The question is: What exactly are open market operations, and how do they help ensure that the effective fed funds rate is within target? If the Fed wants to bring down the effective funds rate, it will go out in the open market and buy short-term treasuries. This will inject cash in the economy, driving up money supply and therefore driving down short-term interest rates (and the federal funds rate). Similarly, if the Fed wants to increase the effective funds rate, it will participate in the open market and sell short-term treasuries. This will take cash out from the economy, driving up the federal funds rate. This is a powerful way to keep the fed funds rate in target. So far so good.

However, during the 2008 financial crisis, the Fed was forced to purchase not only short-term treasuries but also longer term treasuries and risky assets such as MBS. This pushed the fed funds rate very close to 0. In fact, there was so much liquidity that it became a possibility for the fed funds rate to hit negative rates. To avoid this, the Fed introduced interest on reserves.

Interest on excess reserves

Recall our discussion on reserves requirements above. The Fed pays interests on required and excess reserves. The former interest rate is known as interest on reserves (IOR) and the latter as interest on excess reserves (IEOR). These are decided by the Fed (The board of governors, to be specific). As mentioned in the previous paragraph, this concept was introduced during the financial crisis when there was too much liquidity, and negative interest rates became a real possibility. By introducing the concept of IOR and IOER, the Fed was able to set a floor to the interest rates charged by banks. Let’s say the IEOR is set at 25 bps. Now, banks will not chose to lend money for anything lower than this, since they can make 25 bps by just keeping their money at the central bank (virtually risk-less). This helped elevate other short-term rates and mitigated the possibility of hitting negative interest rates.

However, this isn’t a perfect floor.
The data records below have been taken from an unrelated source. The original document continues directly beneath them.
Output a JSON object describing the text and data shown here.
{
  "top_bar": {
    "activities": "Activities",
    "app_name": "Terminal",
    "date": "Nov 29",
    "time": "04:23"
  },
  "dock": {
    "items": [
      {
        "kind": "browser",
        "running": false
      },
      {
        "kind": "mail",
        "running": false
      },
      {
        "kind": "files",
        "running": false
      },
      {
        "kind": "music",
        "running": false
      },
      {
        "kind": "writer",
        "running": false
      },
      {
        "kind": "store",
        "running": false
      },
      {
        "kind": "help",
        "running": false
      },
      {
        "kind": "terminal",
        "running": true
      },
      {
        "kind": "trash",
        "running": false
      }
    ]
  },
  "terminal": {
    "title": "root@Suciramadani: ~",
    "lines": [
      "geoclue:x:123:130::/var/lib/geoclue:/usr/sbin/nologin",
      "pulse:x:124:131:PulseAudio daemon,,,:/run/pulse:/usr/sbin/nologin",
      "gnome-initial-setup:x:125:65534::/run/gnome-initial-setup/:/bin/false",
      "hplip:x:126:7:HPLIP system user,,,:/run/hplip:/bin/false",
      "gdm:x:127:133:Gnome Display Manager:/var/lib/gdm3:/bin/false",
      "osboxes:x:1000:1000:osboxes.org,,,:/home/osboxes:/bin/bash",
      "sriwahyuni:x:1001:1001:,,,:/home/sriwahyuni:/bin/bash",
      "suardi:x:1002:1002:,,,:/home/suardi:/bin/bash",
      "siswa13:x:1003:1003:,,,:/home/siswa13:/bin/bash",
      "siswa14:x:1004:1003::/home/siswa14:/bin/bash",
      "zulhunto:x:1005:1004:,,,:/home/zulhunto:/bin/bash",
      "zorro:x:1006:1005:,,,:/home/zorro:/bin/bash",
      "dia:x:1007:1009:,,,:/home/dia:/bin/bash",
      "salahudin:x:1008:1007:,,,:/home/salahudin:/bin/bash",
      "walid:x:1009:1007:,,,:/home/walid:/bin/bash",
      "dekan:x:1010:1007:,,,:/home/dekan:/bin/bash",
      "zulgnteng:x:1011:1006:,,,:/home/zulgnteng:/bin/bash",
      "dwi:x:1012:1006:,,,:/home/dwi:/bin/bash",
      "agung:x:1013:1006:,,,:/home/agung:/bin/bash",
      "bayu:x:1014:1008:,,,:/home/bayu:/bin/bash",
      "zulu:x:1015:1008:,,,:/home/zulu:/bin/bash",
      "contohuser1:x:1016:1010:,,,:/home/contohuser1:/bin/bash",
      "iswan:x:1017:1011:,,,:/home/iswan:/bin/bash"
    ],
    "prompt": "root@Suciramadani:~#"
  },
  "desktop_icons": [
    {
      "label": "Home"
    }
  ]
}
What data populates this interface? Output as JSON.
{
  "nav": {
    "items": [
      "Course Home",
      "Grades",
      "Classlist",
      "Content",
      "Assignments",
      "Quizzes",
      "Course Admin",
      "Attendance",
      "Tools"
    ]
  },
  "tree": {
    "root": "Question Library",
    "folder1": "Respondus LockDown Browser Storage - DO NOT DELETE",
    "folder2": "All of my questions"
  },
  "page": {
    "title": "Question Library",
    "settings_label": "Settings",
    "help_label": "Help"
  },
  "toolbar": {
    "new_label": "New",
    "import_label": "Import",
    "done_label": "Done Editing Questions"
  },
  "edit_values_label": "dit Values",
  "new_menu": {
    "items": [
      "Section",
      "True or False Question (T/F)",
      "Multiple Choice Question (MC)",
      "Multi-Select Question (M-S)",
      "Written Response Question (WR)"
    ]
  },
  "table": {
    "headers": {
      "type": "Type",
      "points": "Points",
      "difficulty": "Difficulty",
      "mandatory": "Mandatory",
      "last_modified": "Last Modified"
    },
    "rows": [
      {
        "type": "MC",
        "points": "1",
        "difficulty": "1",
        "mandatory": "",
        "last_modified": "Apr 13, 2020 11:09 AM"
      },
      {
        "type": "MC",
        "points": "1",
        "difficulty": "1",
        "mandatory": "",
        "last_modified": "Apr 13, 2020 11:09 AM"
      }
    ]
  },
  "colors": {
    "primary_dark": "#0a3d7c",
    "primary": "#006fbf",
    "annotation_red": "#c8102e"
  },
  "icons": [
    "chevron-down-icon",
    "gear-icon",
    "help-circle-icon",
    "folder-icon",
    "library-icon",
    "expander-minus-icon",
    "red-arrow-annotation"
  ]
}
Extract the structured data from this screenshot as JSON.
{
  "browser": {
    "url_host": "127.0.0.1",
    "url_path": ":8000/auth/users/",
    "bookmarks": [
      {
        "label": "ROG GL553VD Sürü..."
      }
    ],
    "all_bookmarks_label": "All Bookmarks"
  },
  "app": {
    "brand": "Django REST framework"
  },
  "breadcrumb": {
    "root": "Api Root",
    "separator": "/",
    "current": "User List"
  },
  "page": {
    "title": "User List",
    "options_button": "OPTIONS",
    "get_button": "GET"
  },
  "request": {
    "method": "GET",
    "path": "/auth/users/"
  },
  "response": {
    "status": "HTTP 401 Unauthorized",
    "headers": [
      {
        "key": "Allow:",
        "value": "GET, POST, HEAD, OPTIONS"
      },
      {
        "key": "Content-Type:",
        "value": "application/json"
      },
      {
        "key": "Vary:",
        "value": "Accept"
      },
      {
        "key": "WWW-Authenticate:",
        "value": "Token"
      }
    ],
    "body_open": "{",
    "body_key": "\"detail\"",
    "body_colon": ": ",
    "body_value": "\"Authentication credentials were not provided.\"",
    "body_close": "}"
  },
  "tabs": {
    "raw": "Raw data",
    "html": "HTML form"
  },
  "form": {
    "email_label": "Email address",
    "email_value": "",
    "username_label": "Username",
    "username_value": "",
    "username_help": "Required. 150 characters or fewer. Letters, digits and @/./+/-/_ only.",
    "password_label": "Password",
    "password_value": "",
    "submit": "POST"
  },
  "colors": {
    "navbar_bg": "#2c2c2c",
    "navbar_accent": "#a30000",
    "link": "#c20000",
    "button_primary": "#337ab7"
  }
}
There are institutions which do not qualify to receive interest on excess reserves, but are eligible to lend at the federal funds rate.

Discount Rate

This is the rate that is charged by the Fed on their ultra short-term, 24-hours or less, (collateralized​) loans to other financial institutions for their immediate liquidity needs or funding shortfalls.

The institutions which can borrow from the Fed at this rate are divided into three tiers: 1) Primary credit program (usually only for financially sound banks), and the rate tends to be set higher than other short-term borrowing options (such as the fed-funds rate). This is done so that the discount window is used only as a last resort by banks that need to borrow money to satisfy overnight reserves requirements.
2) Secondary credit program, offers similar loans to institutions that do not qualify for the primary rate and is usually set 50 basis points higher than the primary rate.
3) Seasonal credit program serves the smaller financial institutions which have higher variance in their cash flows, though the cash flows may be predictable to a good extent. From Investopedia: While the discount rates for the first two tiers are determined independently by the Fed and the rate determination process does not take into account any market-based inputs, the discount rate for the third tier is determined based on the prevailing rates in the market. Typically, an average of a select set of market rates of comparable alternative lending facilities is taken into account while arriving at the seasonal credit program discount rate.

This is yet another effective tool used by the fed. Lowering discount rates spreads over the fed funds rate, or increasing borrowing periods (like was done in the financial crisis) can help the inject more liquidity in the economy.

Other Important Rates